◆ **PROMPT**: Copy every record below exactly as it appears.

┄┄┄┄┄┄┄┄┄┄┄┄┄┄┄┄┄┄┄┄

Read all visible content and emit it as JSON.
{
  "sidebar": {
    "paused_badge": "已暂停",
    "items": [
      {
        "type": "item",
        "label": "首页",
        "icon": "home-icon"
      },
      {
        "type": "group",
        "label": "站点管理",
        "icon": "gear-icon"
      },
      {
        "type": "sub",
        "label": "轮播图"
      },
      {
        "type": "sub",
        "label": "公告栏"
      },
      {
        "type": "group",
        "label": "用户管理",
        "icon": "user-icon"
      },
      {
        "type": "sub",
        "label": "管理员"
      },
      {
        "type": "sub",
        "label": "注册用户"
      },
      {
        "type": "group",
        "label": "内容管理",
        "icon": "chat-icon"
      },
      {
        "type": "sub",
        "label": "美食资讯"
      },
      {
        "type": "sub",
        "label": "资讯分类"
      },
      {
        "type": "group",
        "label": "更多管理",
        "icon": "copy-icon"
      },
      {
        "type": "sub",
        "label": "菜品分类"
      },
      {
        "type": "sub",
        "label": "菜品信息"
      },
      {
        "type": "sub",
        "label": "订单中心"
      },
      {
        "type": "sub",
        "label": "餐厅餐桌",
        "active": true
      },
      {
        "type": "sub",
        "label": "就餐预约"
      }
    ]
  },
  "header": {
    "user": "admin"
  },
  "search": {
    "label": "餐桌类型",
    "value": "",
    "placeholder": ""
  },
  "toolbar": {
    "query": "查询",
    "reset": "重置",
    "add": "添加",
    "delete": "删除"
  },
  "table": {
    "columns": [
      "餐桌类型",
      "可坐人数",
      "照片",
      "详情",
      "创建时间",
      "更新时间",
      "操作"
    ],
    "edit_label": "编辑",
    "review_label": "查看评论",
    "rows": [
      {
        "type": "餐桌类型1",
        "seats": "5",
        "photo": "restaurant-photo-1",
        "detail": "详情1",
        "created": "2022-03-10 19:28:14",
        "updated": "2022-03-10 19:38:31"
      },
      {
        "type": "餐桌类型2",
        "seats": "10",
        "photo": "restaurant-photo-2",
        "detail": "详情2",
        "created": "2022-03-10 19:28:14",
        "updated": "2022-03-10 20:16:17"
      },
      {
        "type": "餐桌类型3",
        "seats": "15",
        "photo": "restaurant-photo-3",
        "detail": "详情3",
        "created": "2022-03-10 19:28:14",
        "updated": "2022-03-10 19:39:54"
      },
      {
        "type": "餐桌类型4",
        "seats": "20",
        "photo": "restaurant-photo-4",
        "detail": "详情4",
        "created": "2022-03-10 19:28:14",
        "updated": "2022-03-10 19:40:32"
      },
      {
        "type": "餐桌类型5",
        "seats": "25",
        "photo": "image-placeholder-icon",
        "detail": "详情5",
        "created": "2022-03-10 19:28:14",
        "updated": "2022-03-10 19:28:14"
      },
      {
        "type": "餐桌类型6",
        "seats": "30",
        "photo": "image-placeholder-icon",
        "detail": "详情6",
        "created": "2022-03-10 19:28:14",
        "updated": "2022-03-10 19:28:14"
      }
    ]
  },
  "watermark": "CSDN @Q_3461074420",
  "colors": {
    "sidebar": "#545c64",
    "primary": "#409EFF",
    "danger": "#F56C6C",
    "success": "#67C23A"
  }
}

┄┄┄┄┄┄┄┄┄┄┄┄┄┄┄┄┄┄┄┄

◆ **SOLUTION TO THIS EXERCISE**:
Read all visible content and emit it as JSON.
{
  "sidebar": {
    "paused_badge": "已暂停",
    "items": [
      {
        "type": "item",
        "label": "首页",
        "icon": "home-icon"
      },
      {
        "type": "group",
        "label": "站点管理",
        "icon": "gear-icon"
      },
      {
        "type": "sub",
        "label": "轮播图"
      },
      {
        "type": "sub",
        "label": "公告栏"
      },
      {
        "type": "group",
        "label": "用户管理",
        "icon": "user-icon"
      },
      {
        "type": "sub",
        "label": "管理员"
      },
      {
        "type": "sub",
        "label": "注册用户"
      },
      {
        "type": "group",
        "label": "内容管理",
        "icon": "chat-icon"
      },
      {
        "type": "sub",
        "label": "美食资讯"
      },
      {
        "type": "sub",
        "label": "资讯分类"
      },
      {
        "type": "group",
        "label": "更多管理",
        "icon": "copy-icon"
      },
      {
        "type": "sub",
        "label": "菜品分类"
      },
      {
        "type": "sub",
        "label": "菜品信息"
      },
      {
        "type": "sub",
        "label": "订单中心"
      },
      {
        "type": "sub",
        "label": "餐厅餐桌",
        "active": true
      },
      {
        "type": "sub",
        "label": "就餐预约"
      }
    ]
  },
  "header": {
    "user": "admin"
  },
  "search": {
    "label": "餐桌类型",
    "value": "",
    "placeholder": ""
  },
  "toolbar": {
    "query": "查询",
    "reset": "重置",
    "add": "添加",
    "delete": "删除"
  },
  "table": {
    "columns": [
      "餐桌类型",
      "可坐人数",
      "照片",
      "详情",
      "创建时间",
      "更新时间",
      "操作"
    ],
    "edit_label": "编辑",
    "review_label": "查看评论",
    "rows": [
      {
        "type": "餐桌类型1",
        "seats": "5",
        "photo": "restaurant-photo-1",
        "detail": "详情1",
        "created": "2022-03-10 19:28:14",
        "updated": "2022-03-10 19:38:31"
      },
      {
        "type": "餐桌类型2",
        "seats": "10",
        "photo": "restaurant-photo-2",
        "detail": "详情2",
        "created": "2022-03-10 19:28:14",
        "updated": "2022-03-10 20:16:17"
      },
      {
        "type": "餐桌类型3",
        "seats": "15",
        "photo": "restaurant-photo-3",
        "detail": "详情3",
        "created": "2022-03-10 19:28:14",
        "updated": "2022-03-10 19:39:54"
      },
      {
        "type": "餐桌类型4",
        "seats": "20",
        "photo": "restaurant-photo-4",
        "detail": "详情4",
        "created": "2022-03-10 19:28:14",
        "updated": "2022-03-10 19:40:32"
      },
      {
        "type": "餐桌类型5",
        "seats": "25",
        "photo": "image-placeholder-icon",
        "detail": "详情5",
        "created": "2022-03-10 19:28:14",
        "updated": "2022-03-10 19:28:14"
      },
      {
        "type": "餐桌类型6",
        "seats": "30",
        "photo": "image-placeholder-icon",
        "detail": "详情6",
        "created": "2022-03-10 19:28:14",
        "updated": "2022-03-10 19:28:14"
      }
    ]
  },
  "watermark": "CSDN @Q_3461074420",
  "colors": {
    "sidebar": "#545c64",
    "primary": "#409EFF",
    "danger": "#F56C6C",
    "success": "#67C23A"
  }
}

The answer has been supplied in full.